EXCLUSIVE: Peter Guber and Mike Tollin’s MSM has optioned the rights to journalist Paul Solotaroff’s in-depth account of the fentanyl epidemic which is currently devastating the suburban communities of New England. The article delves into a local DEA bureau chief’s relentless pursuit to fight the war on drugs. Published yesterday in Men’s Journal, the 8,000-word piece is titled “The Needle and the Damage Done.” It will be developed as a one-hour drama designed for cable or streaming platforms under the title Toes Up.
Solotaroff is the investigative journalist behind “El Chapo: Inside the Hunt for Mexico’s Most Notorious Kingpin” which was published last year by Rolling Stone. “The Needle and the Damage Done” is the second article to come from his nine month ride with the DEA. As he learned in that process, the problem is enormous: El Chapo’s network spans 50 countries in six continents (sans Antarctica).
In the U.S., the opiod epidemic is wiping out entire communities. The article follows Jon DeLana, DEA bureau chief of three Northeastern states — NH, VT and Maine — some of the most devastated states in America.
Toes Up will use Solotaroff’s article as the backbone and focus on small-town New Hampshire, a state choking on smack (500 overdose deaths last year, as compared to just 16 murders), and DEA bureau’s DeLena who is charged with ending, or at least slowing, the madness.
DeLena, a law enforcement officer born and bred in the area, constantly finds himself in a dilemma: if he wants to build big cases and arrest the true villains (the fentanyl kingpins in Mexico and the Dominican Republic), he must arrest and flip his addicted friends and neighbors — or worse, their neighbor’s teenage kids. “This is the new front in the war on drugs: federal law enforcement vs. the people they grew up with,” Solotaroff told Deadline.

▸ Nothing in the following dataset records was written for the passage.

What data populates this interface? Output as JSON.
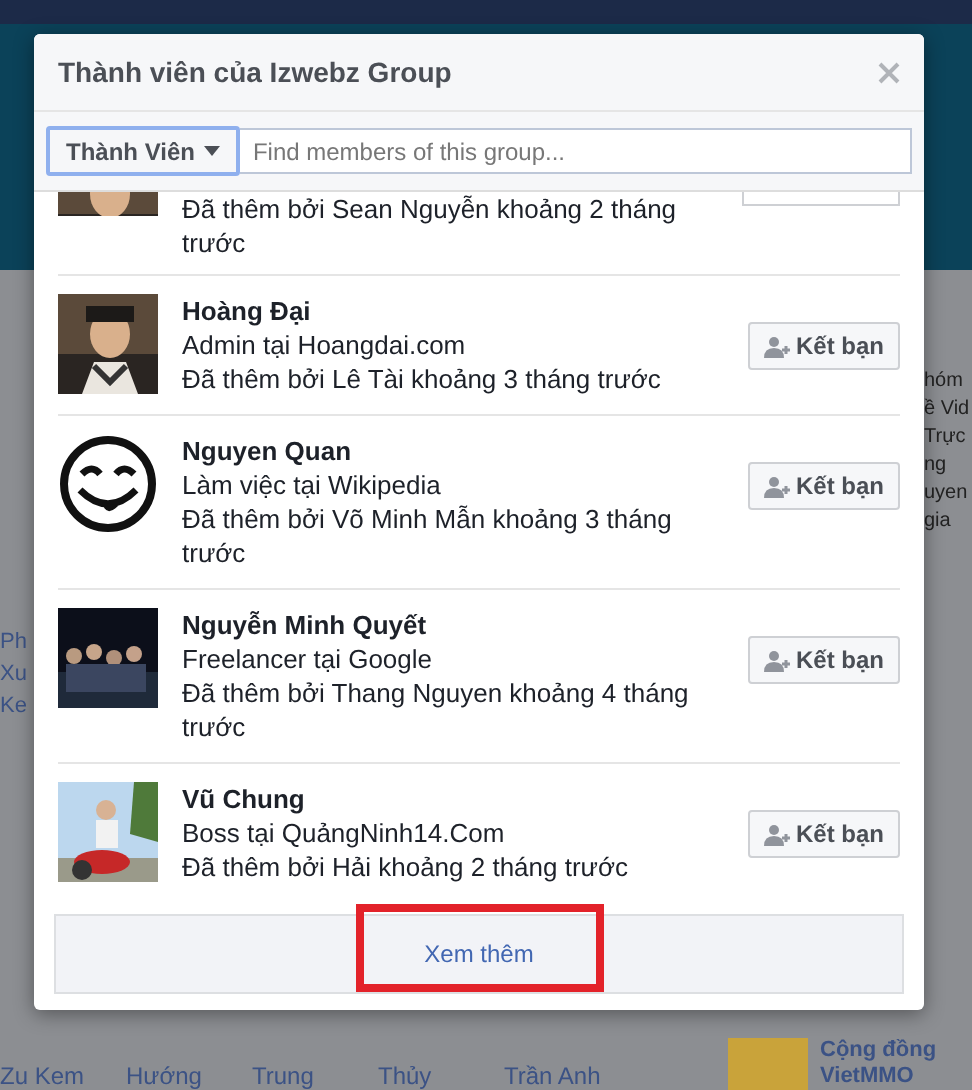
{
  "background": {
    "left_texts": [
      "Ph",
      "Xu",
      "Ke"
    ],
    "right_texts": [
      "hóm",
      "ề Vid",
      "Trực",
      "ng",
      "uyen",
      "gia"
    ],
    "bottom_names": [
      "Zu Kem",
      "Hướng",
      "Trung",
      "Thủy",
      "Trần Anh"
    ],
    "page_card": "Cộng đồng VietMMO"
  },
  "dialog": {
    "title": "Thành viên của Izwebz Group",
    "filter": {
      "label": "Thành Viên"
    },
    "search": {
      "placeholder": "Find members of this group..."
    },
    "members": [
      {
        "kind": "partial",
        "added": "Đã thêm bởi Sean Nguyễn khoảng 2 tháng trước"
      },
      {
        "kind": "full",
        "name": "Hoàng Đại",
        "work": "Admin tại Hoangdai.com",
        "added": "Đã thêm bởi Lê Tài khoảng 3 tháng trước",
        "button": "Kết bạn"
      },
      {
        "kind": "full",
        "name": "Nguyen Quan",
        "work": "Làm việc tại Wikipedia",
        "added": "Đã thêm bởi Võ Minh Mẫn khoảng 3 tháng trước",
        "button": "Kết bạn"
      },
      {
        "kind": "full",
        "name": "Nguyễn Minh Quyết",
        "work": "Freelancer tại Google",
        "added": "Đã thêm bởi Thang Nguyen khoảng 4 tháng trước",
        "button": "Kết bạn"
      },
      {
        "kind": "full",
        "name": "Vũ Chung",
        "work": "Boss tại QuảngNinh14.Com",
        "added": "Đã thêm bởi Hải khoảng 2 tháng trước",
        "button": "Kết bạn"
      }
    ],
    "more": {
      "label": "Xem thêm",
      "highlighted": true
    }
  }
}
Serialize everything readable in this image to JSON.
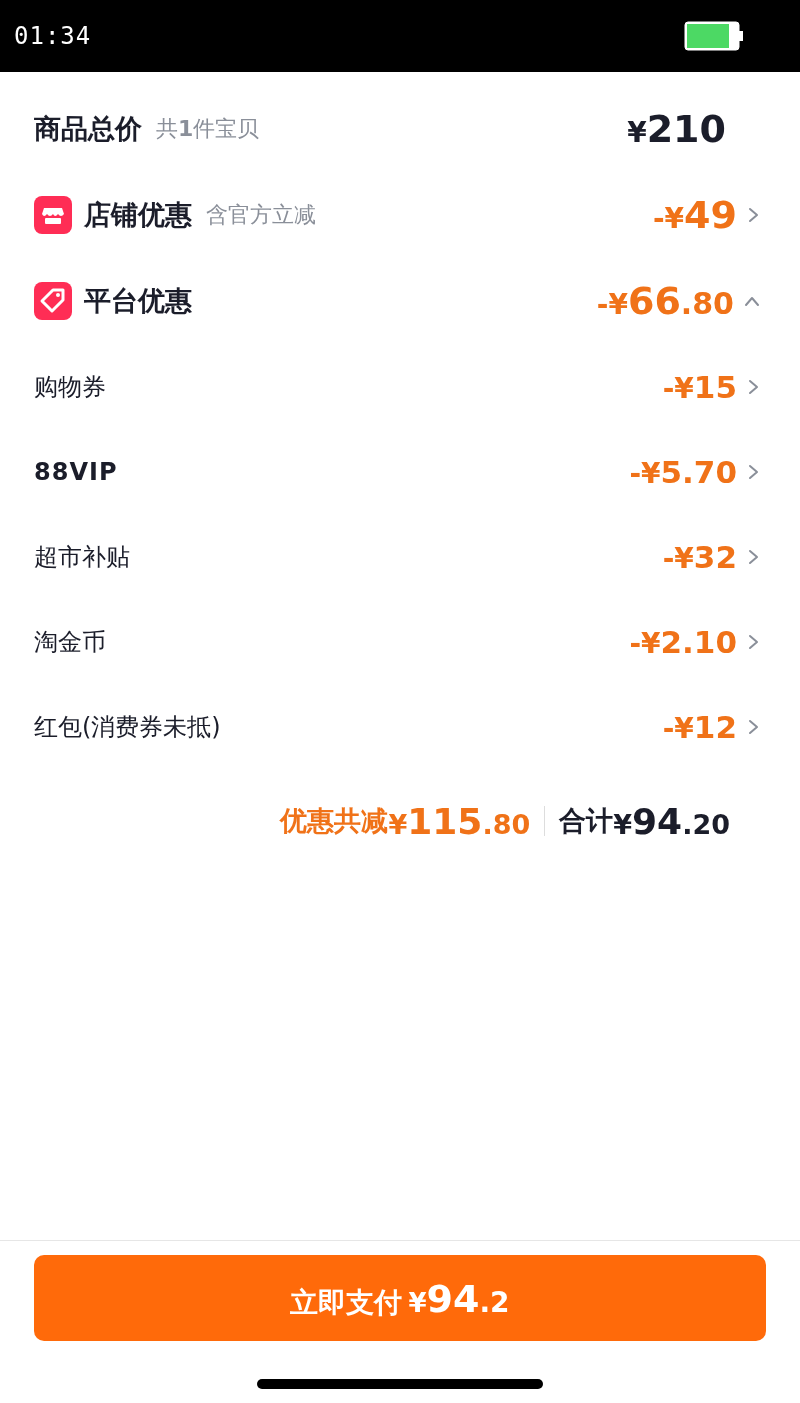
{
  "status_bar": {
    "time": "01:34"
  },
  "subtotal": {
    "label": "商品总价",
    "note": "共**1**件宝贝",
    "amount": "¥210"
  },
  "store_discount": {
    "label": "店铺优惠",
    "note": "含官方立减",
    "amount": "-¥49"
  },
  "platform_discount": {
    "label": "平台优惠",
    "amount": "-¥66.80",
    "expanded": true
  },
  "platform_items": [
    {
      "label": "购物券",
      "amount": "-¥15",
      "bold": false
    },
    {
      "label": "88VIP",
      "amount": "-¥5.70",
      "bold": true
    },
    {
      "label": "超市补贴",
      "amount": "-¥32",
      "bold": false
    },
    {
      "label": "淘金币",
      "amount": "-¥2.10",
      "bold": false
    },
    {
      "label": "红包(消费券未抵)",
      "amount": "-¥12",
      "bold": false
    }
  ],
  "summary": {
    "discount_label": "优惠共减",
    "discount_amount": "¥115.80",
    "total_label": "合计",
    "total_amount": "¥94.20"
  },
  "pay_button": {
    "label": "立即支付",
    "amount": "¥94.2"
  }
}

“I’ve been familiar with Paul’s writing for years. I’ve always loved the depth of his characters and the cinematic quality of his writing,” said Tollin who met the journalist at a screening for the documentary Morningside 5. “After the screening, there was a guy in the back asking these very interesting questions. Afterwards, we sought each other out and we said we should talk … he said I want to send you something.” Solotaroff sent the article. Tollin said he was excited at the possibility “to do something so timely and socially impactful, and to find this hero like Jon DeLena who you can base a series around and celebrate for his courage.”
Executive producers will be MSM’s Tollin, Solotaroff and Mason Gordon, who was instrumental in bringing the story into the company. Matt Ochacher of The Nacelle Company and MSM’s Laura Gleeson will serve as producers.

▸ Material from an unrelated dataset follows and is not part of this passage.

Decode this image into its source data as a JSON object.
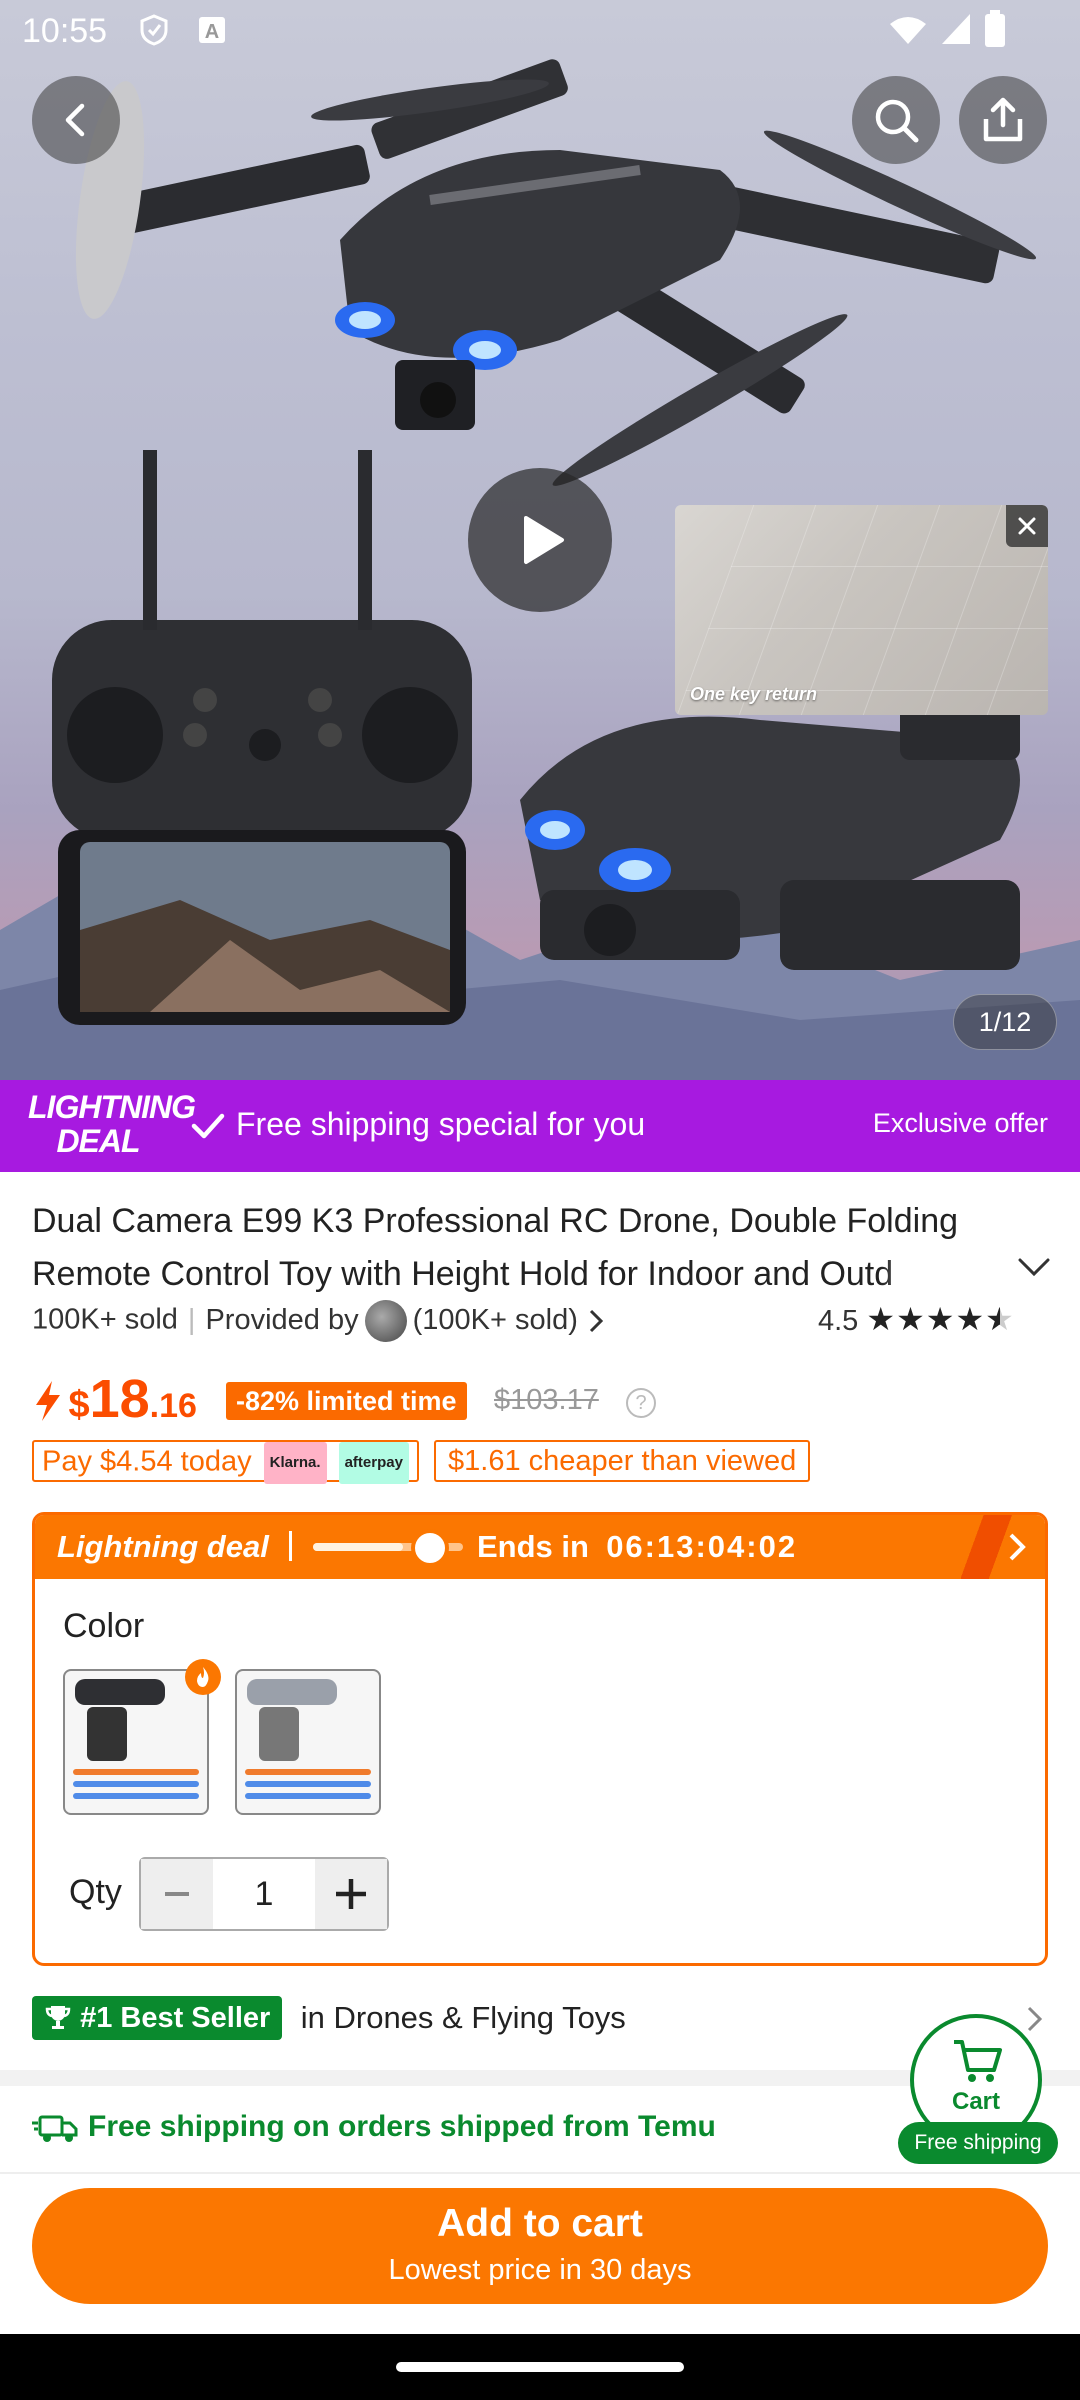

“This article was a real eye-opener,” said Gordon. “Paul’s writing has a tremendous way of being provocative and asking the questions that really matter without stating them explicitly. What really blew me away about this article is how he framed this as a societal problem and that no one is immune to this. It has come out of the poor, urban areas and is happening in middle class and upper-middle class communities now.”
Solotaroff said that after writing about El Chapo he wanted to write about the other end of the heroin highway because it cut through to “and has wiped out an enormous swath of white, working class people.” he said. “Chapo knew the real markets to get to were where there were huge clusters of ethnic whites. He first flooded the market with cheap synthetic pain pills and then followed that with fentanyl.” He said that the druglord figured out a way to get out of paying the farmers and cops and create his own synthetic heroin which is 50 times stronger than regular heroin. Then the imprisoned El Chapo went about creating a large distribution network, using his supermarket business to facilitate his operation using vast storage spaces he had in port cities.
El Chapo hired people to dig these elaborate underground tunnels — oftentimes a mile long — so laundry baskets full of drugs could move through on rails. “His repayment to them was shooting them all in the head and burying them in an unmarked field,” said Solotaroff.
That is the kind of danger facing these DEA agents, which Solotaroff appropriately call “super-soldiers.”
Solotaroff broke the NFL concussion scandal, the Aaron Hernandez story, and was the first to report the horror-show conditions at Walter Reade Hospital. He has also written a series of stories that helped free innocent men who were doing life without parole in state prisons.
Solotaroff is the author of three books. Six of his stories have been optioned for TV dramas or films, including Original Gangster, The Fixer, Living the Vida Macho, Not Guilty and The Gangster in the Huddle.